▶ DESCRIPTION OF THE TASK
Scan the records for the word "this". Copy each line that includes it.

===== RECORDS SHOWN

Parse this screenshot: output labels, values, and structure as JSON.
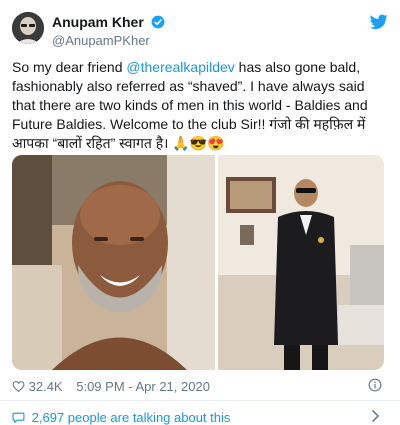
{
  "author": {
    "display_name": "Anupam Kher",
    "handle": "@AnupamPKher"
  },
  "tweet": {
    "text_before_mention": "So my dear friend ",
    "mention": "@therealkapildev",
    "text_after_mention": " has also gone bald, fashionably also referred as “shaved”. I have always said that there are two kinds of men in this world - Baldies and Future Baldies. Welcome to the club Sir!! गंजो की महफ़िल में आपका “बालों रहित” स्वागत है। 🙏😎😍"
  },
  "stats": {
    "likes": "32.4K",
    "timestamp": "5:09 PM - Apr 21, 2020"
  },
  "conversation": {
    "label": "2,697 people are talking about this"
  },
  "icons": {
    "verified": "verified-badge-icon",
    "brand": "twitter-bird-icon",
    "like": "heart-icon",
    "info": "info-icon",
    "talk": "speech-bubble-icon",
    "chevron": "chevron-right-icon"
  },
  "colors": {
    "accent": "#1da1f2",
    "link": "#1b95e0",
    "muted": "#657786"
  }
}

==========

▶ OUTPUT OF THE EXERCISE
Parse this screenshot: output labels, values, and structure as JSON.
    "text_after_mention": " has also gone bald, fashionably also referred as “shaved”. I have always said that there are two kinds of men in this world - Baldies and Future Baldies. Welcome to the club Sir!! गंजो की महफ़िल में आपका “बालों रहित” स्वागत है। 🙏😎😍"
    "label": "2,697 people are talking about this"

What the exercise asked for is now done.